[RECORDS — start]

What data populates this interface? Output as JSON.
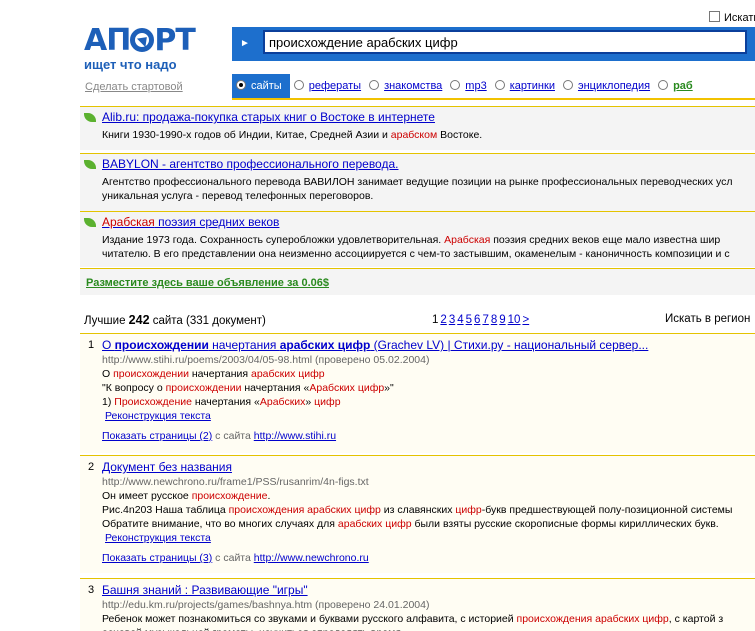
{
  "logo": {
    "name": "АПОРТ",
    "tagline": "ищет что надо",
    "start_link": "Сделать стартовой"
  },
  "search": {
    "query": "происхождение арабских цифр",
    "checkbox_label": "Искать"
  },
  "tabs": [
    {
      "label": "сайты",
      "active": true
    },
    {
      "label": "рефераты",
      "active": false
    },
    {
      "label": "знакомства",
      "active": false
    },
    {
      "label": "mp3",
      "active": false
    },
    {
      "label": "картинки",
      "active": false
    },
    {
      "label": "энциклопедия",
      "active": false
    },
    {
      "label": "раб",
      "active": false
    }
  ],
  "ads": [
    {
      "title": "Alib.ru: продажа-покупка старых книг о Востоке в интернете",
      "lines": [
        [
          "Книги 1930-1990-х годов об Индии, Китае, Средней Азии и ",
          "арабском",
          " Востоке."
        ]
      ]
    },
    {
      "title": "BABYLON - агентство профессионального перевода.",
      "lines": [
        [
          "Агентство профессионального перевода ВАВИЛОН занимает ведущие позиции на рынке профессиональных переводческих усл"
        ],
        [
          "уникальная услуга - перевод телефонных переговоров."
        ]
      ]
    },
    {
      "title_hl": "Арабская",
      "title": " поэзия средних веков",
      "lines": [
        [
          "Издание 1973 года. Сохранность суперобложки удовлетворительная. ",
          "Арабская",
          " поэзия средних веков еще мало известна шир"
        ],
        [
          "читателю. В его представлении она неизменно ассоциируется с чем-то застывшим, окаменелым - каноничность композиции и с"
        ]
      ]
    }
  ],
  "promo": "Разместите здесь ваше объявление за 0.06$",
  "summary": {
    "prefix": "Лучшие ",
    "count": "242",
    "suffix": " сайта (331 документ)",
    "region": "Искать в регион"
  },
  "pager": [
    "1",
    "2",
    "3",
    "4",
    "5",
    "6",
    "7",
    "8",
    "9",
    "10",
    ">"
  ],
  "results": [
    {
      "num": "1",
      "title": [
        "О ",
        "происхождении",
        " начертания ",
        "арабских цифр",
        " (Grachev LV) | Стихи.ру - национальный сервер..."
      ],
      "url": "http://www.stihi.ru/poems/2003/04/05-98.html (проверено 05.02.2004)",
      "snippets": [
        [
          "О ",
          "происхождении",
          " начертания ",
          "арабских цифр"
        ],
        [
          "\"К вопросу о ",
          "происхождении",
          " начертания «",
          "Арабских цифр",
          "»\""
        ],
        [
          "1) ",
          "Происхождение",
          " начертания «",
          "Арабских",
          "» ",
          "цифр"
        ]
      ],
      "reconstruct": "Реконструкция текста",
      "show_pages": "Показать страницы (2)",
      "from_site": " с сайта ",
      "site": "http://www.stihi.ru"
    },
    {
      "num": "2",
      "title": [
        "Документ без названия"
      ],
      "url": "http://www.newchrono.ru/frame1/PSS/rusanrim/4n-figs.txt",
      "snippets": [
        [
          "Он имеет русское ",
          "происхождение",
          "."
        ],
        [
          "Рис.4n203 Наша таблица ",
          "происхождения арабских цифр",
          " из славянских ",
          "цифр",
          "-букв предшествующей полу-позиционной системы"
        ],
        [
          "Обратите внимание, что во многих случаях для ",
          "арабских цифр",
          " были взяты русские скорописные формы кириллических букв."
        ]
      ],
      "reconstruct": "Реконструкция текста",
      "show_pages": "Показать страницы (3)",
      "from_site": " с сайта ",
      "site": "http://www.newchrono.ru"
    },
    {
      "num": "3",
      "title": [
        "Башня знаний : Развивающие \"игры\""
      ],
      "url": "http://edu.km.ru/projects/games/bashnya.htm (проверено 24.01.2004)",
      "snippets": [
        [
          "Ребенок может познакомиться со звуками и буквами русского алфавита, с историей ",
          "происхождения арабских цифр",
          ", с картой з"
        ],
        [
          "основой музыкальной грамоты, научиться определять время..."
        ]
      ]
    }
  ]
}
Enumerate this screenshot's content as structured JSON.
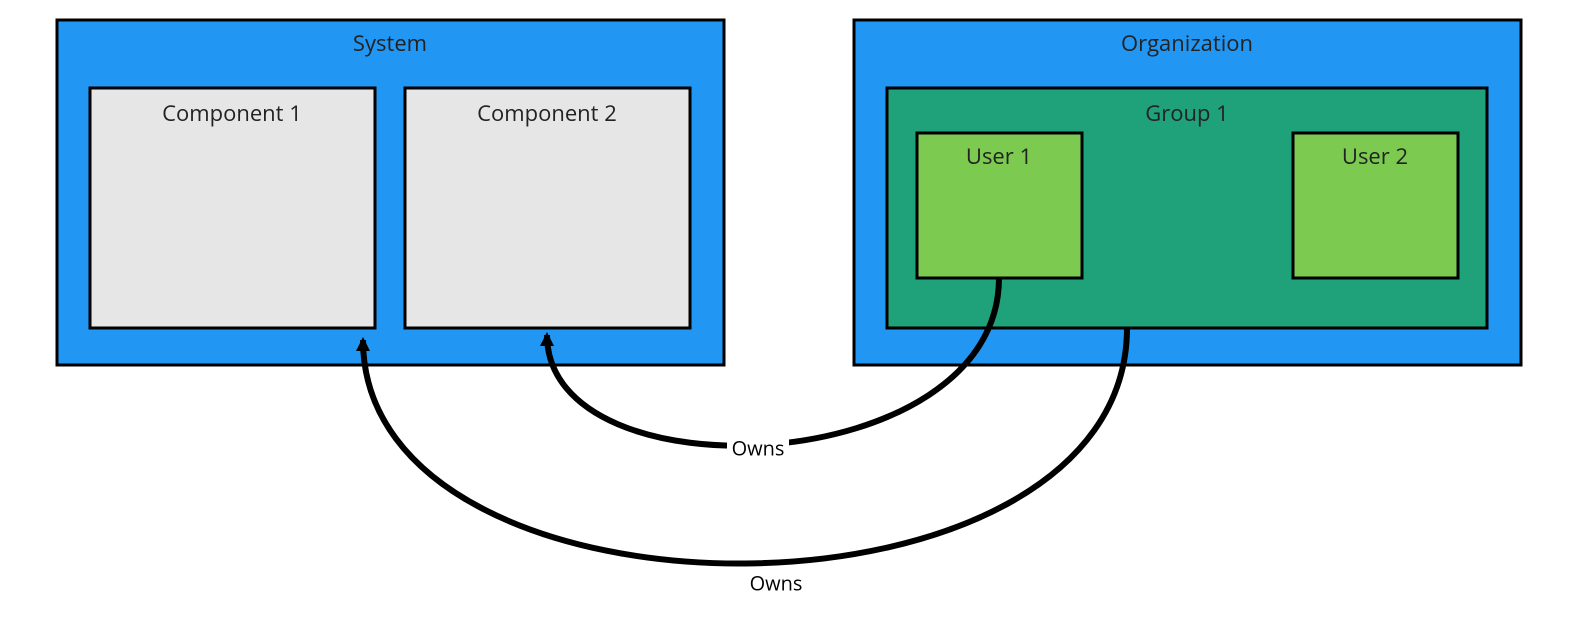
{
  "nodes": {
    "system": {
      "label": "System",
      "fill": "#2196f3",
      "stroke": "#000000"
    },
    "component1": {
      "label": "Component 1",
      "fill": "#e6e6e6",
      "stroke": "#000000"
    },
    "component2": {
      "label": "Component 2",
      "fill": "#e6e6e6",
      "stroke": "#000000"
    },
    "organization": {
      "label": "Organization",
      "fill": "#2196f3",
      "stroke": "#000000"
    },
    "group1": {
      "label": "Group 1",
      "fill": "#1fa17a",
      "stroke": "#000000"
    },
    "user1": {
      "label": "User 1",
      "fill": "#7ccb50",
      "stroke": "#000000"
    },
    "user2": {
      "label": "User 2",
      "fill": "#7ccb50",
      "stroke": "#000000"
    }
  },
  "edges": {
    "owns_user1_comp2": {
      "label": "Owns",
      "from": "user1",
      "to": "component2"
    },
    "owns_group1_comp1": {
      "label": "Owns",
      "from": "group1",
      "to": "component1"
    }
  }
}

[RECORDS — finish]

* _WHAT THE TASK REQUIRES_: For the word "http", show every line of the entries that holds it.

* _ANSWER TO THE EXERCISE_:
      "url": "http://www.stihi.ru/poems/2003/04/05-98.html (проверено 05.02.2004)",
      "site": "http://www.stihi.ru"
      "url": "http://www.newchrono.ru/frame1/PSS/rusanrim/4n-figs.txt",
      "site": "http://www.newchrono.ru"
      "url": "http://edu.km.ru/projects/games/bashnya.htm (проверено 24.01.2004)",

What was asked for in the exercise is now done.